What the exercise asks
Could you write out the records exactly as they are given?

Excerpts from an interface dataset:
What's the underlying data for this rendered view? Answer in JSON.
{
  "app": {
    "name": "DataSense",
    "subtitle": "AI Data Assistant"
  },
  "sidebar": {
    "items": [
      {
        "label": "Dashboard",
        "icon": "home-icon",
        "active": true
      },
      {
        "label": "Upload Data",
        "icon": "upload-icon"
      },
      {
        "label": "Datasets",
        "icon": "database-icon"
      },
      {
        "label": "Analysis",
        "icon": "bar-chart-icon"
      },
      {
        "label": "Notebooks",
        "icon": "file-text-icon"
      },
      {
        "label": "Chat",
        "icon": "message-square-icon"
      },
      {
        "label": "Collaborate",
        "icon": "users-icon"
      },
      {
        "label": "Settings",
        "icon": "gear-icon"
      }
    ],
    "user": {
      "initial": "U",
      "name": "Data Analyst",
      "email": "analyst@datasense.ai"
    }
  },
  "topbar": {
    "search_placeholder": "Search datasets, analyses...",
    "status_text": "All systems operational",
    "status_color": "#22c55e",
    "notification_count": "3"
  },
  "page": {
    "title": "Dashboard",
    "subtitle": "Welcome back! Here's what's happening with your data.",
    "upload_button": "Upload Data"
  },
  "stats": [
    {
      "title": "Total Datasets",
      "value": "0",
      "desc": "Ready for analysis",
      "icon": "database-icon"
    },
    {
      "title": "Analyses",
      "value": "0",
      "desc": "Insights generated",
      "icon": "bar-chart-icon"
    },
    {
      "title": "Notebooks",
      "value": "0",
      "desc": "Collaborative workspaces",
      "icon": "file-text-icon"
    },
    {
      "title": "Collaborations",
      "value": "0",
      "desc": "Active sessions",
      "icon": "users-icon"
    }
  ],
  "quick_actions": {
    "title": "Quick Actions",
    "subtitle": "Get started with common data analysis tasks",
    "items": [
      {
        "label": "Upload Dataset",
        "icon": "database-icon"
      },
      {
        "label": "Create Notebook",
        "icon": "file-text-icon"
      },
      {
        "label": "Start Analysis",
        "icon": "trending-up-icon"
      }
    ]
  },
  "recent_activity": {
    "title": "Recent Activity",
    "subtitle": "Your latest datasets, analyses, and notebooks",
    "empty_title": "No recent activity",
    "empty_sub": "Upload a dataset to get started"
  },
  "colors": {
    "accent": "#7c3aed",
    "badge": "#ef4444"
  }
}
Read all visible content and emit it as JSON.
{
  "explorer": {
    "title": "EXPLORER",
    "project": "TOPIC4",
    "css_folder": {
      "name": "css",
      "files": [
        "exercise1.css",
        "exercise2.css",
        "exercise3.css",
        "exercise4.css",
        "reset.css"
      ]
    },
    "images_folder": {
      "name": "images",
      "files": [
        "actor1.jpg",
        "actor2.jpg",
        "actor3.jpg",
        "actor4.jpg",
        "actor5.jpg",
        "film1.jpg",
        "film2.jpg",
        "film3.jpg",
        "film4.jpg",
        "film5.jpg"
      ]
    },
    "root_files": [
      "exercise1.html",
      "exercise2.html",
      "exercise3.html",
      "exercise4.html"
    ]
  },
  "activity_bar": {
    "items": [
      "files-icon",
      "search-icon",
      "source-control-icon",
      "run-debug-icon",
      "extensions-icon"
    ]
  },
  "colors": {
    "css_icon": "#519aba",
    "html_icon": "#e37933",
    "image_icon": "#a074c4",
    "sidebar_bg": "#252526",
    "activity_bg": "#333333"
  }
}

Solution below
What's the underlying data for this rendered view? Answer in JSON.
{
  "app": {
    "name": "DataSense",
    "subtitle": "AI Data Assistant"
  },
  "sidebar": {
    "items": [
      {
        "label": "Dashboard",
        "icon": "home-icon",
        "active": true
      },
      {
        "label": "Upload Data",
        "icon": "upload-icon"
      },
      {
        "label": "Datasets",
        "icon": "database-icon"
      },
      {
        "label": "Analysis",
        "icon": "bar-chart-icon"
      },
      {
        "label": "Notebooks",
        "icon": "file-text-icon"
      },
      {
        "label": "Chat",
        "icon": "message-square-icon"
      },
      {
        "label": "Collaborate",
        "icon": "users-icon"
      },
      {
        "label": "Settings",
        "icon": "gear-icon"
      }
    ],
    "user": {
      "initial": "U",
      "name": "Data Analyst",
      "email": "analyst@datasense.ai"
    }
  },
  "topbar": {
    "search_placeholder": "Search datasets, analyses...",
    "status_text": "All systems operational",
    "status_color": "#22c55e",
    "notification_count": "3"
  },
  "page": {
    "title": "Dashboard",
    "subtitle": "Welcome back! Here's what's happening with your data.",
    "upload_button": "Upload Data"
  },
  "stats": [
    {
      "title": "Total Datasets",
      "value": "0",
      "desc": "Ready for analysis",
      "icon": "database-icon"
    },
    {
      "title": "Analyses",
      "value": "0",
      "desc": "Insights generated",
      "icon": "bar-chart-icon"
    },
    {
      "title": "Notebooks",
      "value": "0",
      "desc": "Collaborative workspaces",
      "icon": "file-text-icon"
    },
    {
      "title": "Collaborations",
      "value": "0",
      "desc": "Active sessions",
      "icon": "users-icon"
    }
  ],
  "quick_actions": {
    "title": "Quick Actions",
    "subtitle": "Get started with common data analysis tasks",
    "items": [
      {
        "label": "Upload Dataset",
        "icon": "database-icon"
      },
      {
        "label": "Create Notebook",
        "icon": "file-text-icon"
      },
      {
        "label": "Start Analysis",
        "icon": "trending-up-icon"
      }
    ]
  },
  "recent_activity": {
    "title": "Recent Activity",
    "subtitle": "Your latest datasets, analyses, and notebooks",
    "empty_title": "No recent activity",
    "empty_sub": "Upload a dataset to get started"
  },
  "colors": {
    "accent": "#7c3aed",
    "badge": "#ef4444"
  }
}
Read all visible content and emit it as JSON.
{
  "explorer": {
    "title": "EXPLORER",
    "project": "TOPIC4",
    "css_folder": {
      "name": "css",
      "files": [
        "exercise1.css",
        "exercise2.css",
        "exercise3.css",
        "exercise4.css",
        "reset.css"
      ]
    },
    "images_folder": {
      "name": "images",
      "files": [
        "actor1.jpg",
        "actor2.jpg",
        "actor3.jpg",
        "actor4.jpg",
        "actor5.jpg",
        "film1.jpg",
        "film2.jpg",
        "film3.jpg",
        "film4.jpg",
        "film5.jpg"
      ]
    },
    "root_files": [
      "exercise1.html",
      "exercise2.html",
      "exercise3.html",
      "exercise4.html"
    ]
  },
  "activity_bar": {
    "items": [
      "files-icon",
      "search-icon",
      "source-control-icon",
      "run-debug-icon",
      "extensions-icon"
    ]
  },
  "colors": {
    "css_icon": "#519aba",
    "html_icon": "#e37933",
    "image_icon": "#a074c4",
    "sidebar_bg": "#252526",
    "activity_bg": "#333333"
  }
}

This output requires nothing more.